> _EXERCISE AIM_:
Every record must be restated exactly. Drop the images.

> _PROVIDED MATERIAL_:
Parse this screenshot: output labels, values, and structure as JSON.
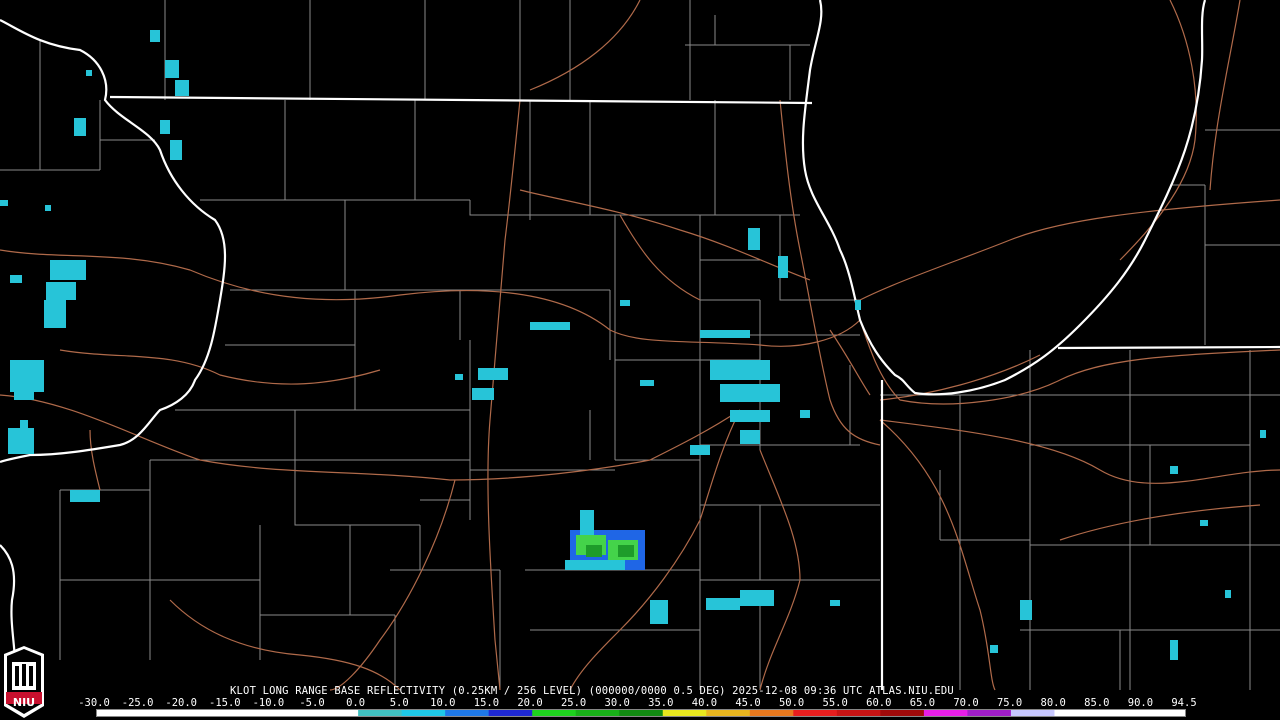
{
  "map": {
    "background": "#000000",
    "boundary_color": "#ffffff",
    "county_color": "#8a8a8a",
    "highway_color": "#b06a4a",
    "lake_label": "",
    "reflectivity_colors": {
      "cyan": "#27c4d8",
      "blue": "#1f66e6",
      "light_green": "#44d34a",
      "dark_green": "#1e9c2a"
    }
  },
  "caption": "KLOT LONG RANGE BASE REFLECTIVITY (0.25KM / 256 LEVEL) (000000/0000 0.5 DEG) 2025-12-08 09:36 UTC  ATLAS.NIU.EDU",
  "scale": {
    "ticks": [
      "-30.0",
      "-25.0",
      "-20.0",
      "-15.0",
      "-10.0",
      "-5.0",
      "0.0",
      "5.0",
      "10.0",
      "15.0",
      "20.0",
      "25.0",
      "30.0",
      "35.0",
      "40.0",
      "45.0",
      "50.0",
      "55.0",
      "60.0",
      "65.0",
      "70.0",
      "75.0",
      "80.0",
      "85.0",
      "90.0",
      "94.5"
    ],
    "colors": [
      "#ffffff",
      "#ffffff",
      "#ffffff",
      "#ffffff",
      "#ffffff",
      "#ffffff",
      "#40c0c0",
      "#1ec8e6",
      "#1e78e6",
      "#1e28d2",
      "#1ed21e",
      "#18b018",
      "#128a12",
      "#e6e61e",
      "#e6b41e",
      "#e6781e",
      "#e61e1e",
      "#c81414",
      "#a00a0a",
      "#e61ee6",
      "#a01ec8",
      "#c8c8ff",
      "#ffffff",
      "#ffffff",
      "#ffffff"
    ]
  },
  "logo": {
    "text": "NIU",
    "color": "#c8102e"
  }
}
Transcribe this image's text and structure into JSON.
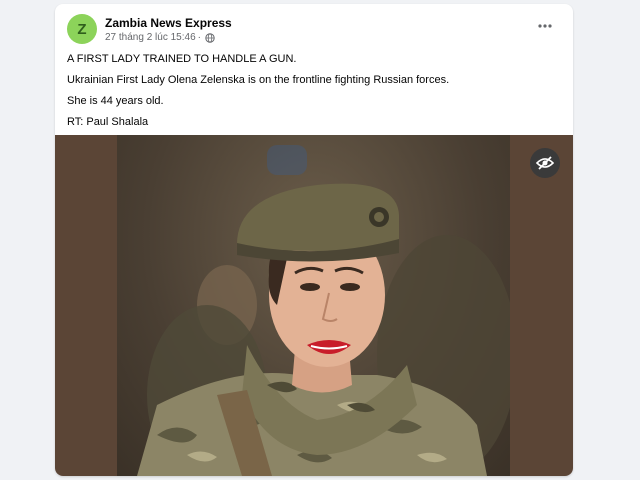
{
  "post": {
    "page_name": "Zambia News Express",
    "avatar_letter": "Z",
    "timestamp": "27 tháng 2 lúc 15:46",
    "separator": "·",
    "lines": [
      "A FIRST LADY TRAINED TO HANDLE A GUN.",
      "Ukrainian First Lady Olena Zelenska is on the frontline fighting Russian forces.",
      "She is 44 years old.",
      "RT: Paul Shalala"
    ]
  },
  "colors": {
    "avatar_bg": "#8cd35a",
    "page_bg": "#f0f2f5",
    "media_bg": "#5b4536"
  },
  "icons": {
    "privacy": "globe-icon",
    "options": "more-horizontal-icon",
    "hide": "eye-slash-icon"
  }
}
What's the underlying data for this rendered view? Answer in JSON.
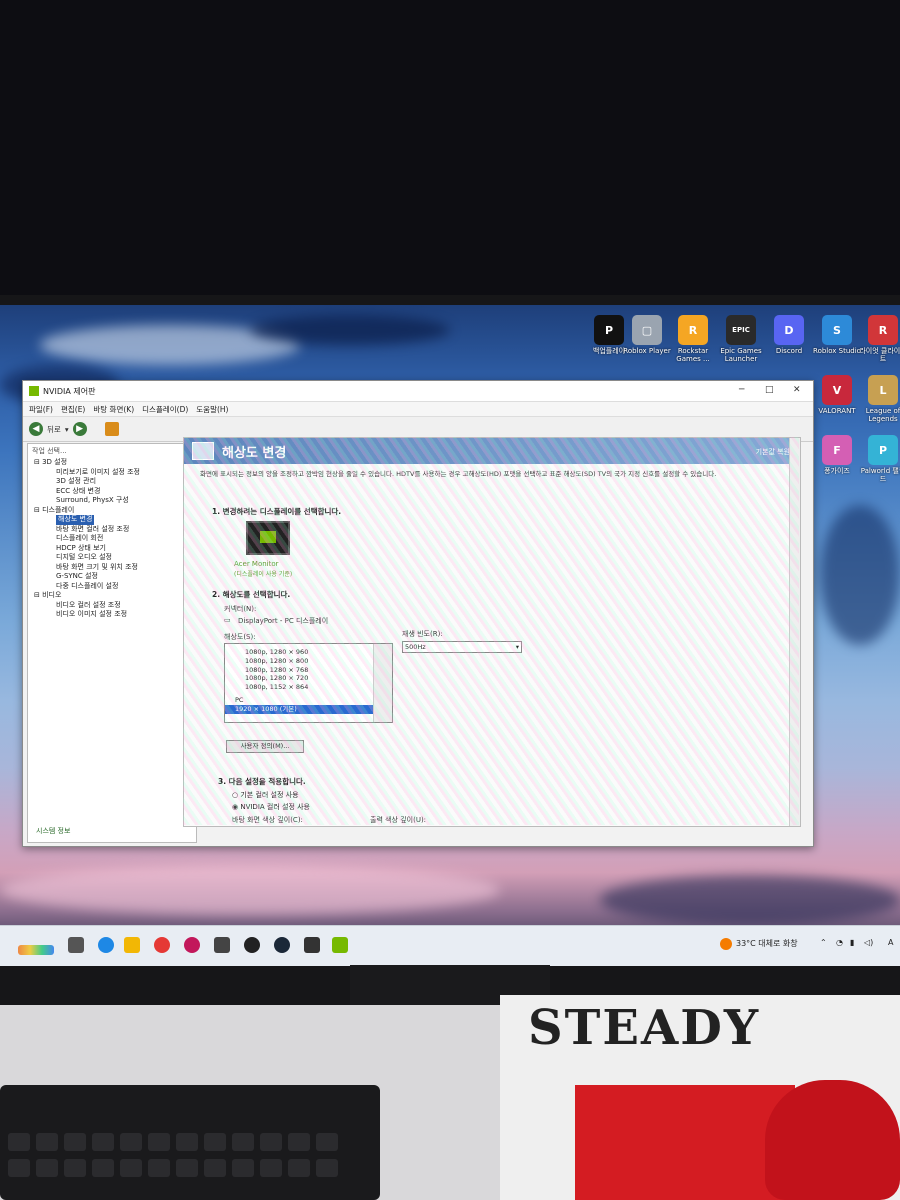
{
  "desktop_icons": [
    {
      "label": "백업플레이",
      "color": "#111111",
      "glyph": "P"
    },
    {
      "label": "Roblox Player",
      "color": "#9aa4b0",
      "glyph": "▢"
    },
    {
      "label": "Rockstar Games ...",
      "color": "#f5a623",
      "glyph": "R"
    },
    {
      "label": "Epic Games Launcher",
      "color": "#2a2a2a",
      "glyph": "EPIC"
    },
    {
      "label": "Discord",
      "color": "#5865f2",
      "glyph": "D"
    },
    {
      "label": "Roblox Studio",
      "color": "#2d8ad8",
      "glyph": "S"
    },
    {
      "label": "라이엇 클라이언트",
      "color": "#d13639",
      "glyph": "R"
    },
    {
      "label": "VALORANT",
      "color": "#c8283c",
      "glyph": "V"
    },
    {
      "label": "League of Legends",
      "color": "#c7a052",
      "glyph": "L"
    },
    {
      "label": "퐁가이즈",
      "color": "#d45fb4",
      "glyph": "F"
    },
    {
      "label": "Palworld 팰월드",
      "color": "#34b3d6",
      "glyph": "P"
    }
  ],
  "window": {
    "title": "NVIDIA 제어판",
    "menu": [
      "파일(F)",
      "편집(E)",
      "바탕 화면(K)",
      "디스플레이(D)",
      "도움말(H)"
    ],
    "back_label": "뒤로",
    "left_header": "작업 선택...",
    "tree": [
      {
        "type": "cat",
        "label": "3D 설정"
      },
      {
        "type": "item",
        "label": "미리보기로 이미지 설정 조정"
      },
      {
        "type": "item",
        "label": "3D 설정 관리"
      },
      {
        "type": "item",
        "label": "ECC 상태 변경"
      },
      {
        "type": "item",
        "label": "Surround, PhysX 구성"
      },
      {
        "type": "cat",
        "label": "디스플레이"
      },
      {
        "type": "item",
        "label": "해상도 변경",
        "selected": true
      },
      {
        "type": "item",
        "label": "바탕 화면 컬러 설정 조정"
      },
      {
        "type": "item",
        "label": "디스플레이 회전"
      },
      {
        "type": "item",
        "label": "HDCP 상태 보기"
      },
      {
        "type": "item",
        "label": "디지털 오디오 설정"
      },
      {
        "type": "item",
        "label": "바탕 화면 크기 및 위치 조정"
      },
      {
        "type": "item",
        "label": "G-SYNC 설정"
      },
      {
        "type": "item",
        "label": "다중 디스플레이 설정"
      },
      {
        "type": "cat",
        "label": "비디오"
      },
      {
        "type": "item",
        "label": "비디오 컬러 설정 조정"
      },
      {
        "type": "item",
        "label": "비디오 이미지 설정 조정"
      }
    ],
    "system_info": "시스템 정보",
    "page_title": "해상도 변경",
    "restore_defaults": "기본값 복원",
    "description": "화면에 표시되는 정보의 양을 조정하고 깜박임 현상을 줄일 수 있습니다. HDTV를 사용하는 경우 고해상도(HD) 포맷을 선택하고 표준 해상도(SD) TV의 국가 지정 신호를 설정할 수 있습니다.",
    "section1": "1. 변경하려는 디스플레이를 선택합니다.",
    "display_name": "Acer Monitor",
    "display_sub": "(디스플레이 사용 기준)",
    "section2": "2. 해상도를 선택합니다.",
    "connector_label": "커넥터(N):",
    "connector_value": "DisplayPort - PC 디스플레이",
    "resolution_label": "해상도(S):",
    "refresh_label": "재생 빈도(R):",
    "refresh_value": "500Hz",
    "resolutions": [
      "1080p, 1280 × 960",
      "1080p, 1280 × 800",
      "1080p, 1280 × 768",
      "1080p, 1280 × 720",
      "1080p, 1152 × 864"
    ],
    "pc_group": "PC",
    "selected_resolution": "1920 × 1080 (기본)",
    "customize_button": "사용자 정의(M)...",
    "section3": "3. 다음 설정을 적용합니다.",
    "radio1": "기본 컬러 설정 사용",
    "radio2": "NVIDIA 컬러 설정 사용",
    "color_depth_label": "바탕 화면 색상 깊이(C):",
    "output_depth_label": "출력 색상 깊이(U):"
  },
  "taskbar": {
    "weather": "33°C 대체로 화창",
    "lang": "A"
  },
  "poster_text": "STEADY"
}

> _RESPONSE AREA_:
Parse this screenshot: output labels, values, and structure as JSON.
{
  "map": {
    "background": "#000000",
    "boundary_color": "#ffffff",
    "county_color": "#8a8a8a",
    "highway_color": "#b06a4a",
    "lake_label": "",
    "reflectivity_colors": {
      "cyan": "#27c4d8",
      "blue": "#1f66e6",
      "light_green": "#44d34a",
      "dark_green": "#1e9c2a"
    }
  },
  "caption": "KLOT LONG RANGE BASE REFLECTIVITY (0.25KM / 256 LEVEL) (000000/0000 0.5 DEG) 2025-12-08 09:36 UTC  ATLAS.NIU.EDU",
  "scale": {
    "ticks": [
      "-30.0",
      "-25.0",
      "-20.0",
      "-15.0",
      "-10.0",
      "-5.0",
      "0.0",
      "5.0",
      "10.0",
      "15.0",
      "20.0",
      "25.0",
      "30.0",
      "35.0",
      "40.0",
      "45.0",
      "50.0",
      "55.0",
      "60.0",
      "65.0",
      "70.0",
      "75.0",
      "80.0",
      "85.0",
      "90.0",
      "94.5"
    ],
    "colors": [
      "#ffffff",
      "#ffffff",
      "#ffffff",
      "#ffffff",
      "#ffffff",
      "#ffffff",
      "#40c0c0",
      "#1ec8e6",
      "#1e78e6",
      "#1e28d2",
      "#1ed21e",
      "#18b018",
      "#128a12",
      "#e6e61e",
      "#e6b41e",
      "#e6781e",
      "#e61e1e",
      "#c81414",
      "#a00a0a",
      "#e61ee6",
      "#a01ec8",
      "#c8c8ff",
      "#ffffff",
      "#ffffff",
      "#ffffff"
    ]
  },
  "logo": {
    "text": "NIU",
    "color": "#c8102e"
  }
}
Transcribe this image's text and structure into JSON.
{
  "post": {
    "page_name": "Zambia News Express",
    "avatar_letter": "Z",
    "timestamp": "27 tháng 2 lúc 15:46",
    "separator": "·",
    "lines": [
      "A FIRST LADY TRAINED TO HANDLE A GUN.",
      "Ukrainian First Lady Olena Zelenska is on the frontline fighting Russian forces.",
      "She is 44 years old.",
      "RT: Paul Shalala"
    ]
  },
  "colors": {
    "avatar_bg": "#8cd35a",
    "page_bg": "#f0f2f5",
    "media_bg": "#5b4536"
  },
  "icons": {
    "privacy": "globe-icon",
    "options": "more-horizontal-icon",
    "hide": "eye-slash-icon"
  }
}
What's the underlying data for this rendered view? Answer in JSON.
{
  "desktop_icons": [
    {
      "label": "백업플레이",
      "color": "#111111",
      "glyph": "P"
    },
    {
      "label": "Roblox Player",
      "color": "#9aa4b0",
      "glyph": "▢"
    },
    {
      "label": "Rockstar Games ...",
      "color": "#f5a623",
      "glyph": "R"
    },
    {
      "label": "Epic Games Launcher",
      "color": "#2a2a2a",
      "glyph": "EPIC"
    },
    {
      "label": "Discord",
      "color": "#5865f2",
      "glyph": "D"
    },
    {
      "label": "Roblox Studio",
      "color": "#2d8ad8",
      "glyph": "S"
    },
    {
      "label": "라이엇 클라이언트",
      "color": "#d13639",
      "glyph": "R"
    },
    {
      "label": "VALORANT",
      "color": "#c8283c",
      "glyph": "V"
    },
    {
      "label": "League of Legends",
      "color": "#c7a052",
      "glyph": "L"
    },
    {
      "label": "퐁가이즈",
      "color": "#d45fb4",
      "glyph": "F"
    },
    {
      "label": "Palworld 팰월드",
      "color": "#34b3d6",
      "glyph": "P"
    }
  ],
  "window": {
    "title": "NVIDIA 제어판",
    "menu": [
      "파일(F)",
      "편집(E)",
      "바탕 화면(K)",
      "디스플레이(D)",
      "도움말(H)"
    ],
    "back_label": "뒤로",
    "left_header": "작업 선택...",
    "tree": [
      {
        "type": "cat",
        "label": "3D 설정"
      },
      {
        "type": "item",
        "label": "미리보기로 이미지 설정 조정"
      },
      {
        "type": "item",
        "label": "3D 설정 관리"
      },
      {
        "type": "item",
        "label": "ECC 상태 변경"
      },
      {
        "type": "item",
        "label": "Surround, PhysX 구성"
      },
      {
        "type": "cat",
        "label": "디스플레이"
      },
      {
        "type": "item",
        "label": "해상도 변경",
        "selected": true
      },
      {
        "type": "item",
        "label": "바탕 화면 컬러 설정 조정"
      },
      {
        "type": "item",
        "label": "디스플레이 회전"
      },
      {
        "type": "item",
        "label": "HDCP 상태 보기"
      },
      {
        "type": "item",
        "label": "디지털 오디오 설정"
      },
      {
        "type": "item",
        "label": "바탕 화면 크기 및 위치 조정"
      },
      {
        "type": "item",
        "label": "G-SYNC 설정"
      },
      {
        "type": "item",
        "label": "다중 디스플레이 설정"
      },
      {
        "type": "cat",
        "label": "비디오"
      },
      {
        "type": "item",
        "label": "비디오 컬러 설정 조정"
      },
      {
        "type": "item",
        "label": "비디오 이미지 설정 조정"
      }
    ],
    "system_info": "시스템 정보",
    "page_title": "해상도 변경",
    "restore_defaults": "기본값 복원",
    "description": "화면에 표시되는 정보의 양을 조정하고 깜박임 현상을 줄일 수 있습니다. HDTV를 사용하는 경우 고해상도(HD) 포맷을 선택하고 표준 해상도(SD) TV의 국가 지정 신호를 설정할 수 있습니다.",
    "section1": "1. 변경하려는 디스플레이를 선택합니다.",
    "display_name": "Acer Monitor",
    "display_sub": "(디스플레이 사용 기준)",
    "section2": "2. 해상도를 선택합니다.",
    "connector_label": "커넥터(N):",
    "connector_value": "DisplayPort - PC 디스플레이",
    "resolution_label": "해상도(S):",
    "refresh_label": "재생 빈도(R):",
    "refresh_value": "500Hz",
    "resolutions": [
      "1080p, 1280 × 960",
      "1080p, 1280 × 800",
      "1080p, 1280 × 768",
      "1080p, 1280 × 720",
      "1080p, 1152 × 864"
    ],
    "pc_group": "PC",
    "selected_resolution": "1920 × 1080 (기본)",
    "customize_button": "사용자 정의(M)...",
    "section3": "3. 다음 설정을 적용합니다.",
    "radio1": "기본 컬러 설정 사용",
    "radio2": "NVIDIA 컬러 설정 사용",
    "color_depth_label": "바탕 화면 색상 깊이(C):",
    "output_depth_label": "출력 색상 깊이(U):"
  },
  "taskbar": {
    "weather": "33°C 대체로 화창",
    "lang": "A"
  },
  "poster_text": "STEADY"
}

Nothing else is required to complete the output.